**INFORMATION**
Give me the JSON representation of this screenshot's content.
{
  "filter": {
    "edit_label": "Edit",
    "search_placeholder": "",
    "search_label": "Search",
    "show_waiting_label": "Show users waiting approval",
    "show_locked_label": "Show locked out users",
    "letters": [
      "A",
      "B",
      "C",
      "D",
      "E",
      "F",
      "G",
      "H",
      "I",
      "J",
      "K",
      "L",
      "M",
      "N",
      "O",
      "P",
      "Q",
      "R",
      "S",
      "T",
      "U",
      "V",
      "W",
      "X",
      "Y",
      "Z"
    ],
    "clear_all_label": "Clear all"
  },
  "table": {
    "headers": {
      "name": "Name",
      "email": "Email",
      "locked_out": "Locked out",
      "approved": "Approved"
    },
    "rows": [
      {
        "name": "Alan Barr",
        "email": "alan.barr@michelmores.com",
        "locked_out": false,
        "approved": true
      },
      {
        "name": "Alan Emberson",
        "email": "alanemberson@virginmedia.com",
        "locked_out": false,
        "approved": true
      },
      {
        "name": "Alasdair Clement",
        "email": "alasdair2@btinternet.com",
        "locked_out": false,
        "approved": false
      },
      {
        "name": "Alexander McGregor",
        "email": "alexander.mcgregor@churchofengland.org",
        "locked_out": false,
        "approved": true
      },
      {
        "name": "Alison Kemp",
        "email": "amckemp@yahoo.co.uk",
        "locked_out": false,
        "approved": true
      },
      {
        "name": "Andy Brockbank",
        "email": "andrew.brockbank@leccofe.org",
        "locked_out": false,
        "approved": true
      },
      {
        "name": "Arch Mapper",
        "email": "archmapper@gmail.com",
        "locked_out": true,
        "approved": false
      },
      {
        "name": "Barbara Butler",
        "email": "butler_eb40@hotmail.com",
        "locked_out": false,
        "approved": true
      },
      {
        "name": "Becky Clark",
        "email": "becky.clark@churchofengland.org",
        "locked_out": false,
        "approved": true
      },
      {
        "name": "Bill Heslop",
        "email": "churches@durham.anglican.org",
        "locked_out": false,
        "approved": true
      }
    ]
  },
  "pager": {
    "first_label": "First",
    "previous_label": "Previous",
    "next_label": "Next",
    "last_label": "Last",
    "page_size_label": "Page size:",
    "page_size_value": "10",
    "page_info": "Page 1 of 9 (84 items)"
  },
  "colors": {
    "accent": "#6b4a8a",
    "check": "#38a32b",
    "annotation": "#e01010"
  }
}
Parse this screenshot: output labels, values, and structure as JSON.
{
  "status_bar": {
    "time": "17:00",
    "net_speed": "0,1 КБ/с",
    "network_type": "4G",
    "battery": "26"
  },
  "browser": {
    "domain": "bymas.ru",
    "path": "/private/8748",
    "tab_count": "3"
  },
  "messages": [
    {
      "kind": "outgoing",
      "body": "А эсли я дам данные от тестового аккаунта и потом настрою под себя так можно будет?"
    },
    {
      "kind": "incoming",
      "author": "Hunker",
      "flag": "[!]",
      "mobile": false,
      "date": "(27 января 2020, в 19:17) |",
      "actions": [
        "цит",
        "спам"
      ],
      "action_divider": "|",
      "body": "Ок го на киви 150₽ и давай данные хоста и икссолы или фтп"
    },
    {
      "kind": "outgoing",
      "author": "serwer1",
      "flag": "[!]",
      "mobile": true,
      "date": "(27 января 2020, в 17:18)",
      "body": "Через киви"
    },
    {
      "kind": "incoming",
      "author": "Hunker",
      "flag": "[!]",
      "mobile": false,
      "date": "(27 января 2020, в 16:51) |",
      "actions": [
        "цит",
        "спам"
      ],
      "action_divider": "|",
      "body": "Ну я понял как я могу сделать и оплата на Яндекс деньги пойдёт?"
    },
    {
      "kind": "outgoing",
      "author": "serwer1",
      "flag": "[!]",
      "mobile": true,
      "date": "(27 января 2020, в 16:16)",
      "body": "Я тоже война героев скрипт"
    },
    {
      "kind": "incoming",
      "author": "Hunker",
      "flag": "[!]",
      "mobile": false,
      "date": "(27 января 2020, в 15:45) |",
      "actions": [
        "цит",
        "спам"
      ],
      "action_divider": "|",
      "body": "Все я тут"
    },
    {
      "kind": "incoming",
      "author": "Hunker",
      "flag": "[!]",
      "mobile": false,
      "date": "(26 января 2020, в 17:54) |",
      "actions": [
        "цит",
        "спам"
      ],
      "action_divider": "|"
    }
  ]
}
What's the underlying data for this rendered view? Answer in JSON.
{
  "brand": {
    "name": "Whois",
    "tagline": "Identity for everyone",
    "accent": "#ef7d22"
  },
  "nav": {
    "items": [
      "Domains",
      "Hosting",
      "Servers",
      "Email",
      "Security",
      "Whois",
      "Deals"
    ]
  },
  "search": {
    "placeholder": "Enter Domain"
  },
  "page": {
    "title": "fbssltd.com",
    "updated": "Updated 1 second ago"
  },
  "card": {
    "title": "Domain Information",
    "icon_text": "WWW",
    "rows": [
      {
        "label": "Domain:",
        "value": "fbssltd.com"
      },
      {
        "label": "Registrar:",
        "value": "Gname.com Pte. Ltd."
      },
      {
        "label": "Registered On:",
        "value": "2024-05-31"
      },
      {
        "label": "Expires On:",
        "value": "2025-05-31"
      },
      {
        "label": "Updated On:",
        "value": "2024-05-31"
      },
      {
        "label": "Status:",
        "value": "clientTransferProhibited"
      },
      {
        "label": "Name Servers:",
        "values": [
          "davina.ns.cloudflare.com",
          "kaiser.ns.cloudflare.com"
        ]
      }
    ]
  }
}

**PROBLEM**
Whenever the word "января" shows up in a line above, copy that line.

**OUTPUT BELOW**
      "date": "(27 января 2020, в 19:17) |",
      "date": "(27 января 2020, в 17:18)",
      "date": "(27 января 2020, в 16:51) |",
      "date": "(27 января 2020, в 16:16)",
      "date": "(27 января 2020, в 15:45) |",
      "date": "(26 января 2020, в 17:54) |",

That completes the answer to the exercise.